Middle School boys, itching for independent Trick-or-Treat

Middle School Boys, itching for independent Trick-or-Treat

Anyway, Friend said she’d make both beef and veggie chilis. Knowing she had more than enough to do, I offered to make the veggie chili. Upon tasting it, another friend – stunned a pot of veggies could taste so scrumptious? – asked what in the world I did. And I can’t believe I haven’t shared Veggie Chili, one of my all-time fav comfort foods.

Thing is, I kinda wing this one. It always has onion, garlic, beans, and tomatoes. It usually has zucchini, bell pepper, and corn. Because I had some, I added mushrooms this time and they were delish, and will be a chili staple in the future. It has had carrots, but they weren’t a fav so don’t go there unless you feel passionately about carrots. I freely change amounts depending on how many I plan to feed: more than just my fam means another can or two of beans; a crowd means adding more fresh chopped veggies, beans, and tomatoes. Upping the quantity necessarily means upping the spices (but I always start conservative and add flavor as I go; you don’t want to get too spicy and fry kids’ mouths – you can always serve sriracha on the side).

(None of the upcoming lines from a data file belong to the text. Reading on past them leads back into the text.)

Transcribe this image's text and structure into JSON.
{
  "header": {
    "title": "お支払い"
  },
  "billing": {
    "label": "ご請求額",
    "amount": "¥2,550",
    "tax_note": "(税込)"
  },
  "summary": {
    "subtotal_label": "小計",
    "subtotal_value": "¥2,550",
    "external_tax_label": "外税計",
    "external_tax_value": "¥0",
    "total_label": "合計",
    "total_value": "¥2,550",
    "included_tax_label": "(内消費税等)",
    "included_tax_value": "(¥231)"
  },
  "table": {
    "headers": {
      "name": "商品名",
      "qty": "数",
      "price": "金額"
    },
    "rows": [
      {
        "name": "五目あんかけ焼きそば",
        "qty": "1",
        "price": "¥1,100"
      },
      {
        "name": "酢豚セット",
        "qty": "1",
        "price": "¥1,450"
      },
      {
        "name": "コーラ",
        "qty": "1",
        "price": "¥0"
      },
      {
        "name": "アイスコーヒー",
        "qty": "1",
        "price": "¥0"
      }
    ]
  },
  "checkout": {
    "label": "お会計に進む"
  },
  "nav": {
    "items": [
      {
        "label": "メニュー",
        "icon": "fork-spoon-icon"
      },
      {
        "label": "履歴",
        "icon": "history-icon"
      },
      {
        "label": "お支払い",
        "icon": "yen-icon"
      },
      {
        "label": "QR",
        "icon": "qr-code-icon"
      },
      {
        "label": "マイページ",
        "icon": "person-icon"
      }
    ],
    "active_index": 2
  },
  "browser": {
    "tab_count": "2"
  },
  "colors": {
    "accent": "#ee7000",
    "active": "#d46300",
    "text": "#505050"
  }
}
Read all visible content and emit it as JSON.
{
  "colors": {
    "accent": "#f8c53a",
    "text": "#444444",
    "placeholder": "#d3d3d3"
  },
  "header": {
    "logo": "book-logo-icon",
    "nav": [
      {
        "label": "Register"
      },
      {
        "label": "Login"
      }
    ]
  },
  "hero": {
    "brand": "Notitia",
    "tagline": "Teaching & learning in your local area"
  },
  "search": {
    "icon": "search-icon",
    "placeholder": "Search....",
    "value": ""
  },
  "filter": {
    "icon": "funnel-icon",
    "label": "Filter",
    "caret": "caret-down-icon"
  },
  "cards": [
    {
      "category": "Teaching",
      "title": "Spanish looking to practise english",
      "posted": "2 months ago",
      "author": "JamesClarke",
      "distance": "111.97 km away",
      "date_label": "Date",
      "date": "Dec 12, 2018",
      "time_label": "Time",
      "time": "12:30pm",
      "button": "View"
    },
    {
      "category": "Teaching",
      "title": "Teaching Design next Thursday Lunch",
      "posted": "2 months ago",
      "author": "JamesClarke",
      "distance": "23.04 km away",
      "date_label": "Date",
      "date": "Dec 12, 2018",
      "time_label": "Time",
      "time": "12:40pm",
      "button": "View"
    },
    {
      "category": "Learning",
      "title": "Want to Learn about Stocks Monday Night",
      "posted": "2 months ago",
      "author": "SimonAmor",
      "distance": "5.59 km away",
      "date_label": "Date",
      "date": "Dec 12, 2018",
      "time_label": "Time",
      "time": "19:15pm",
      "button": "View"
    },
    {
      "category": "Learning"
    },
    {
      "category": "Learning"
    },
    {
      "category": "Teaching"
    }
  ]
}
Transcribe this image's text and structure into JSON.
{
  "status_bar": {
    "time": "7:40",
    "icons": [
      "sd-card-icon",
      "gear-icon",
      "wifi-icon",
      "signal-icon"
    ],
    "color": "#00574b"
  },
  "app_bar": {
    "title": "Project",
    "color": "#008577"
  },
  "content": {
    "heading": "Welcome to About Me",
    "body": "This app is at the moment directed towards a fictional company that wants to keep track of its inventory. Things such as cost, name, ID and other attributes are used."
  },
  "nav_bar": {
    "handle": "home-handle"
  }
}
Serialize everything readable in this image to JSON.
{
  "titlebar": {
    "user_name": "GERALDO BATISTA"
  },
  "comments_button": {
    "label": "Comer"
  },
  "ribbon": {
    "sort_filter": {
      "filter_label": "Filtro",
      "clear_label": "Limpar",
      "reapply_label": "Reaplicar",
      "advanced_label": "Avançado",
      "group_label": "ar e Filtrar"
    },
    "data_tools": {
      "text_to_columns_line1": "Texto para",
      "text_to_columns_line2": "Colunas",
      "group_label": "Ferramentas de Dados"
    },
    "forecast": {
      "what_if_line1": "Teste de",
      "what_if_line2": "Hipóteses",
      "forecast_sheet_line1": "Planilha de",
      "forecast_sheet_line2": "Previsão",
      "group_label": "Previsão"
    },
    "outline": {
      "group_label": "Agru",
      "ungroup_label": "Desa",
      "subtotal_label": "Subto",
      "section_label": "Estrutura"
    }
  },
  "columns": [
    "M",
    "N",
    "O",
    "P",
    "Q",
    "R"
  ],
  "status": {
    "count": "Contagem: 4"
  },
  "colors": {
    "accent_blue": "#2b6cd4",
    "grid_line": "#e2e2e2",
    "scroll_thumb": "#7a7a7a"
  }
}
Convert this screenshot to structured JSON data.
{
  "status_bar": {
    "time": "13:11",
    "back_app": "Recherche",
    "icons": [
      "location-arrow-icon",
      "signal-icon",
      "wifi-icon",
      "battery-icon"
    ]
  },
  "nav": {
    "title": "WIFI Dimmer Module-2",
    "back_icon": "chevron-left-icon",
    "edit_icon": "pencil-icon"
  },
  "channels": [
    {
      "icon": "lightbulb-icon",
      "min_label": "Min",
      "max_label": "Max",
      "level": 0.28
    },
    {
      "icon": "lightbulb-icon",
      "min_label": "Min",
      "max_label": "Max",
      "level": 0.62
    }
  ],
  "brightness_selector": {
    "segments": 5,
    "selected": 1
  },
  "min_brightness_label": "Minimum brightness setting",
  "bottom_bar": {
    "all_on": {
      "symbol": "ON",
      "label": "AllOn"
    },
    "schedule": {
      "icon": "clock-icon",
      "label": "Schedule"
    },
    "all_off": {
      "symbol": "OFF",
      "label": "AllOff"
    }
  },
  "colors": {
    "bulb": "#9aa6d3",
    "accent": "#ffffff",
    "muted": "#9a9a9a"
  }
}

So here’s what I did, and you can try your hand at winging a pot o’ veggie goodness.

Next-day leftovers over half of a baked Russet potato

Next-day leftovers over half of a baked Russet potato

Veggie Chili

1 large onion, diced
1 red bell pepper, diced
1 large or 2 medium zucchini, diced
2 baby portobello mushrooms, diced
5-6 cloves garlic, pressed
3 cans diced tomatoes, not drained
2 cans kidney beans, drained and rinsed
1 can each black and garbanzo beans, drained and rinsed
1/4 c chili powder
1 Tbsp Trader Joe’s 21 Seasoning Salute (or other no-salt veggie/herb seasoning)
2 tsp cumin
1 tsp each onion and garlic powder
1 c corn (I use frozen, and roasted = awesome if you can find it)

In a large soup pot over high heat, saute onion until browned; if necessary, add a teaspoon of water at a time to avoid sticking. Add bell pepper, zucchini, mushrooms, and garlic, along with a small amount of water (1/4-1/2c, depending on veggie volume). Cover and cook down slightly, stirring every few minutes. Add tomatoes, beans, and seasonings. Chili may look dry but veggies will cook down and release additional liquid. Cover and reduce heat to medium. Continue cooking, stirring occasionally, for 10 or so minutes; add corn and cook until heated. Adjust seasonings as needed.

Serve with corn chips or corn bread, or over cooked brown rice, french fries, baked potatoes, or spaghetti. This chili is versatile!

And, BTW, did you notice? No oil, no salt? Nothing bad for you in this one!